Prompt: Filter the entries below down to the lines that hold "parent".

——————

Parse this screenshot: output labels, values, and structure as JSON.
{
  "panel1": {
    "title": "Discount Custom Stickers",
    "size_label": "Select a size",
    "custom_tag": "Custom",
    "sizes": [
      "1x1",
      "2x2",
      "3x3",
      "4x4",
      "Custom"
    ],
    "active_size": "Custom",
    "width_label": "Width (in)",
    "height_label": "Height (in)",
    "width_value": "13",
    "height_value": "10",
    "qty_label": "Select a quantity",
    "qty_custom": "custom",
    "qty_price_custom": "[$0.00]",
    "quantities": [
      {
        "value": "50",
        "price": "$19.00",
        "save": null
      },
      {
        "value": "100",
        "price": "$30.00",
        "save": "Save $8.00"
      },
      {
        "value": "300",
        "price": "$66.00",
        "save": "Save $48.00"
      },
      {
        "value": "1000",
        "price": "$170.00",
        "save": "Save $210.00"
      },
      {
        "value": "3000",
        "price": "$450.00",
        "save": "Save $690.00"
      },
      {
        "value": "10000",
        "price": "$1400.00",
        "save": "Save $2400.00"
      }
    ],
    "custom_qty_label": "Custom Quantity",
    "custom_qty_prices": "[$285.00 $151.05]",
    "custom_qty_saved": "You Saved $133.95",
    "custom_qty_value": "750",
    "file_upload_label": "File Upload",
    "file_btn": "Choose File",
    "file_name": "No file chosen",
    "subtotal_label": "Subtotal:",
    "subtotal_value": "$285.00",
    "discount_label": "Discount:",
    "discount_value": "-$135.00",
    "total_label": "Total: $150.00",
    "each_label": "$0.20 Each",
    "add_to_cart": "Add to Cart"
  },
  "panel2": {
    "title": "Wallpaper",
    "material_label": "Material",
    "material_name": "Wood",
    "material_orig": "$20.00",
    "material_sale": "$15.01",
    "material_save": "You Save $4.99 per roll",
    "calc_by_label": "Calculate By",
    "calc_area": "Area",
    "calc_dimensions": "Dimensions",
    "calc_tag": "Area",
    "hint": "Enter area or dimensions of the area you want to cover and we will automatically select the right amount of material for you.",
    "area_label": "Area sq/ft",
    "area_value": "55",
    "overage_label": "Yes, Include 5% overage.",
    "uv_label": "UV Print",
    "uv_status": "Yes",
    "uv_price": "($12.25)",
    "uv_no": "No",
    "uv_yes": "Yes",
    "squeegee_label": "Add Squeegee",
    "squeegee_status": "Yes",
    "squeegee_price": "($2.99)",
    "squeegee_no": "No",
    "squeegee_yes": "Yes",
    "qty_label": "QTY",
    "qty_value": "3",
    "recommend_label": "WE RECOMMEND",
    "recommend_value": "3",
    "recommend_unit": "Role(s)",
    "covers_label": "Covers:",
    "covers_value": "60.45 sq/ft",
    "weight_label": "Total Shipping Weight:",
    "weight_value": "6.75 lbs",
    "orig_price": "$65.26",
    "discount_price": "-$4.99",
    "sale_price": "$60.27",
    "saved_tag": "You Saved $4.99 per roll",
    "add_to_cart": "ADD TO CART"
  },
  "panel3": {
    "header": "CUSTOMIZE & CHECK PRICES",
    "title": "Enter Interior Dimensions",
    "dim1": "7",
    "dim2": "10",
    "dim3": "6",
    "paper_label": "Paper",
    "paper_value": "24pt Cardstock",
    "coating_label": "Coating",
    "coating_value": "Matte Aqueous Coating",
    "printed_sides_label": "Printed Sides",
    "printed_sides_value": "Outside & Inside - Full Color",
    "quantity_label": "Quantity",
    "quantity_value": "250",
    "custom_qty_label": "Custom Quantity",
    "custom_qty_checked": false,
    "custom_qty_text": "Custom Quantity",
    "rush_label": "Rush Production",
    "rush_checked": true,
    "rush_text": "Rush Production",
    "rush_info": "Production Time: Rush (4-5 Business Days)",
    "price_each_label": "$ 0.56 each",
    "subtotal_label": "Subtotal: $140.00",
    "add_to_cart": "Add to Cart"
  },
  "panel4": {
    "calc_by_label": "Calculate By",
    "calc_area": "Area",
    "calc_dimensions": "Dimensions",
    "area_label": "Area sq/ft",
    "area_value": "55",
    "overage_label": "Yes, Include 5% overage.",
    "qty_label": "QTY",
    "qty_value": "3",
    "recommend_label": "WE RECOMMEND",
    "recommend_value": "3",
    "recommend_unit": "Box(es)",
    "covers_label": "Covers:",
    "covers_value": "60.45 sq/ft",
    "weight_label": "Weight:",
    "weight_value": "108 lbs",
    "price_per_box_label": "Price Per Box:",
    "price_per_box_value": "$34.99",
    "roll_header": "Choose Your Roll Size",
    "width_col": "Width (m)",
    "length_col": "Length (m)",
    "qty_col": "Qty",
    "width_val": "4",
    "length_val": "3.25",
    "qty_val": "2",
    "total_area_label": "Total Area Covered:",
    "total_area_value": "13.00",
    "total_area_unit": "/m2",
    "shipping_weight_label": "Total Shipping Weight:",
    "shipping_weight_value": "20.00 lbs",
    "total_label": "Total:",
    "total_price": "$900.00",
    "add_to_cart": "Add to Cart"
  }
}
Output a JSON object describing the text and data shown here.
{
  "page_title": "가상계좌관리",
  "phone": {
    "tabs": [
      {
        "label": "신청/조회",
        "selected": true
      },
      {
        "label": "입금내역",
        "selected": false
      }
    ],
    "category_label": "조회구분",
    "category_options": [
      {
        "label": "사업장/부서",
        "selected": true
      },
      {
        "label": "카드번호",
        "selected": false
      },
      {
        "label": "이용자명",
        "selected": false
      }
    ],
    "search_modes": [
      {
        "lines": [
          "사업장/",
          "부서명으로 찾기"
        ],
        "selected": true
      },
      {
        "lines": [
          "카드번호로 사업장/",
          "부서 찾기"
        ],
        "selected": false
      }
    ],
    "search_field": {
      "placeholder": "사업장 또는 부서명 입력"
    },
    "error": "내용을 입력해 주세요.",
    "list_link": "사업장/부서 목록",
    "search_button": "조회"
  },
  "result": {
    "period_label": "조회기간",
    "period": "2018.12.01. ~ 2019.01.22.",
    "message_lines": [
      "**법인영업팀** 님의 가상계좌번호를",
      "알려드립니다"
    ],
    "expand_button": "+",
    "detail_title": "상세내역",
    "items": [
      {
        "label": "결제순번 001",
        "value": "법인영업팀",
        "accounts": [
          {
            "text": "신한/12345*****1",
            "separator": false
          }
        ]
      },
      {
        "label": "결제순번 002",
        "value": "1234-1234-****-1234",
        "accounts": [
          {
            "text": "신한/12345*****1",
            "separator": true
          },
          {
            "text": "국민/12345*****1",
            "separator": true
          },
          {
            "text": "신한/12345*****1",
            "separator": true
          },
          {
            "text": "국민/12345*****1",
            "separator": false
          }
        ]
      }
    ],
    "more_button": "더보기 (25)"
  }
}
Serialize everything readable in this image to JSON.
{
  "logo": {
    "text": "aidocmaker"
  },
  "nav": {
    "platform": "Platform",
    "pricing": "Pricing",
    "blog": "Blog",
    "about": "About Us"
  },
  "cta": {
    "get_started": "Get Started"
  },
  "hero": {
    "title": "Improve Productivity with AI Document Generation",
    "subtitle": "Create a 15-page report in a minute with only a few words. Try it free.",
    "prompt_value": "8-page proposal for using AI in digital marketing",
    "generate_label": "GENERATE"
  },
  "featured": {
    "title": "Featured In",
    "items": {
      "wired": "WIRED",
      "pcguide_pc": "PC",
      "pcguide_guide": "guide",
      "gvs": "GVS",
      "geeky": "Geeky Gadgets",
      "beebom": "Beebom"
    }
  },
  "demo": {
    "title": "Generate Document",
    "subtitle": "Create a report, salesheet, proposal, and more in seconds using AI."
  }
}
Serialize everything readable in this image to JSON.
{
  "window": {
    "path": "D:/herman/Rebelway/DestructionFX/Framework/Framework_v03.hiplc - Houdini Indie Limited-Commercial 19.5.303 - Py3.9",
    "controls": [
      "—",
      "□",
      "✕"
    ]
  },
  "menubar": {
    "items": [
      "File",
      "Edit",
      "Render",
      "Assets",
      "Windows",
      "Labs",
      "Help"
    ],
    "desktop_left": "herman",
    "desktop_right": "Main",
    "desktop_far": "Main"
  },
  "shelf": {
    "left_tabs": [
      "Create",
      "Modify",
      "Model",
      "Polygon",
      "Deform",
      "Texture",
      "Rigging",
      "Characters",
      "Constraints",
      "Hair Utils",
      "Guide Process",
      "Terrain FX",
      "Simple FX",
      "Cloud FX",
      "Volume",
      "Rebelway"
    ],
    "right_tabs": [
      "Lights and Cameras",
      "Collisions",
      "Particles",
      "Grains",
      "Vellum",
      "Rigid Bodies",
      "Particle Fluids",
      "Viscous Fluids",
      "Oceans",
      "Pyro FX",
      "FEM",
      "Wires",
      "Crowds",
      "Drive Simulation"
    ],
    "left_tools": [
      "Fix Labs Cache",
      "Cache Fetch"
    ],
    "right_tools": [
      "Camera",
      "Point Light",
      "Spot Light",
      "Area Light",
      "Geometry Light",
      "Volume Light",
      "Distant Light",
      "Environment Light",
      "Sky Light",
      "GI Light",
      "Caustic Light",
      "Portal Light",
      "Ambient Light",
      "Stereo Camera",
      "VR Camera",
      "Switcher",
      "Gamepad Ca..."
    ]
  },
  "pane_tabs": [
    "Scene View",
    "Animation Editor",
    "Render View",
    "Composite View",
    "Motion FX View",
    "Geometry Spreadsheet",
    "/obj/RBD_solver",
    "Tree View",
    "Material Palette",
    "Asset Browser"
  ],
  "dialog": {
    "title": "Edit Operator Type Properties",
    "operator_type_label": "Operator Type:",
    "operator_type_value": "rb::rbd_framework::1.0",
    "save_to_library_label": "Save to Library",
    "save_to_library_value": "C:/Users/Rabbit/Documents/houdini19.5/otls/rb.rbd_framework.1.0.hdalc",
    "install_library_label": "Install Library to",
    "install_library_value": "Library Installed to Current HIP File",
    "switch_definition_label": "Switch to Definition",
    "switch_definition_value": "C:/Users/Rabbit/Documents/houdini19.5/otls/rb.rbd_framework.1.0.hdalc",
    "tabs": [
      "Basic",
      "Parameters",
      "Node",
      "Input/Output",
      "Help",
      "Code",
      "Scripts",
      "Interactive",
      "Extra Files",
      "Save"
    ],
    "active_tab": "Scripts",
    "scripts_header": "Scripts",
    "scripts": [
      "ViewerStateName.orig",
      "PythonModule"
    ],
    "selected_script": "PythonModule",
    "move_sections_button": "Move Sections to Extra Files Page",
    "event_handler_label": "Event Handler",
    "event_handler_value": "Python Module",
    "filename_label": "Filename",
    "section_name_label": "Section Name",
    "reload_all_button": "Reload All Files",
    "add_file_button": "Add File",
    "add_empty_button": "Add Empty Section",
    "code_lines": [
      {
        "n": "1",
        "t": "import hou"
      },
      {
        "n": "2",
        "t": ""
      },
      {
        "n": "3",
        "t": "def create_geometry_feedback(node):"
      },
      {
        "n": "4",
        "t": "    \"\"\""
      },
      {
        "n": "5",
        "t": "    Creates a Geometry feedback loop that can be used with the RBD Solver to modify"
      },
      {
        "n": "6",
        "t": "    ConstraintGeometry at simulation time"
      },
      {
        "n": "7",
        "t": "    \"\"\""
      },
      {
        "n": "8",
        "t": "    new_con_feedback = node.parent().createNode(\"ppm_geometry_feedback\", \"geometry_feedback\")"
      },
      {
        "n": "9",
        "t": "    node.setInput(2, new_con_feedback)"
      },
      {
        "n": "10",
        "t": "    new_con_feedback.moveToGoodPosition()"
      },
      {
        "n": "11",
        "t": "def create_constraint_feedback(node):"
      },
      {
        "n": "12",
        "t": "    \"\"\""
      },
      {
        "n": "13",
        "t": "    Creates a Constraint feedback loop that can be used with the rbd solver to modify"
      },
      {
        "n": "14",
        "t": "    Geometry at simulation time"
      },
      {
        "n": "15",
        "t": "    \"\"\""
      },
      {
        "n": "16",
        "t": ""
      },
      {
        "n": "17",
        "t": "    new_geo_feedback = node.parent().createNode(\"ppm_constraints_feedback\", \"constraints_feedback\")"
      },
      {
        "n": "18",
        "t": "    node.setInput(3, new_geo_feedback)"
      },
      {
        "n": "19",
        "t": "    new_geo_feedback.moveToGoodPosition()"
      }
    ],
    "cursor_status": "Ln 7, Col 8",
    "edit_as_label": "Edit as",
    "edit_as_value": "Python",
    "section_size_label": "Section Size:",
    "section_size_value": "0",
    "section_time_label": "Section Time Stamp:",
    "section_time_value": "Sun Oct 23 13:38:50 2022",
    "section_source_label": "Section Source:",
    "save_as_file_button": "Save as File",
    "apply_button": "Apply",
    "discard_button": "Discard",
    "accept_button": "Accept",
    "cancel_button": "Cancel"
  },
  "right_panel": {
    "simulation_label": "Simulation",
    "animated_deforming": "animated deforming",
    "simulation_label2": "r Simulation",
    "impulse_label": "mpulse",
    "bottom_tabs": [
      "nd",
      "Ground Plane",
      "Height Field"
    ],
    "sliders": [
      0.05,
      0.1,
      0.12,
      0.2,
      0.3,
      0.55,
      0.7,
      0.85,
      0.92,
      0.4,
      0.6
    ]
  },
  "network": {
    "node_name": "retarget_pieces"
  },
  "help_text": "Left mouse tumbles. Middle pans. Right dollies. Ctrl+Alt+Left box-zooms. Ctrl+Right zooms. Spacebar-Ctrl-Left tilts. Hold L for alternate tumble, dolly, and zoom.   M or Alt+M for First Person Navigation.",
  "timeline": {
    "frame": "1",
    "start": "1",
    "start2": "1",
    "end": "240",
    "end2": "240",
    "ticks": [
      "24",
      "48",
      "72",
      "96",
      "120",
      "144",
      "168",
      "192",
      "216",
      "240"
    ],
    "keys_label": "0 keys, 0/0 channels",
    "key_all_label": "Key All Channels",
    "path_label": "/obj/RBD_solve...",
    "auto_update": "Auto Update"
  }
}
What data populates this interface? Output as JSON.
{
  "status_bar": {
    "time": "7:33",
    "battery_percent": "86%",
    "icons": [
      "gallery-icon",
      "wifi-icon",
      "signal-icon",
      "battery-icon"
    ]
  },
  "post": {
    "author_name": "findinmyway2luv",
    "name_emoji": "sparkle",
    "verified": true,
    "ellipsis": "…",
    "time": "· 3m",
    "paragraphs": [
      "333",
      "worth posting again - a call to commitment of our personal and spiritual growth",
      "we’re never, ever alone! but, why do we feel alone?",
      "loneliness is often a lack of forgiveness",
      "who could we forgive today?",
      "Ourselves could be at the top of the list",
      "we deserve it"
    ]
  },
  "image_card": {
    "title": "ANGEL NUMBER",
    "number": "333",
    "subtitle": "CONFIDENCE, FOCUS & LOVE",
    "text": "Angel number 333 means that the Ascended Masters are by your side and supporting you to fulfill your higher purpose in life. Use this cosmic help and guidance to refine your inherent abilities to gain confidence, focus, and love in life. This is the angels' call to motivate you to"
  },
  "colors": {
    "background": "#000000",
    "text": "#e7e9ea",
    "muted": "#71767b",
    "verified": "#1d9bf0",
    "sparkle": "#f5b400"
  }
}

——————

Solved exercise:
        "t": "    new_con_feedback = node.parent().createNode(\"ppm_geometry_feedback\", \"geometry_feedback\")"
        "t": "    new_geo_feedback = node.parent().createNode(\"ppm_constraints_feedback\", \"constraints_feedback\")"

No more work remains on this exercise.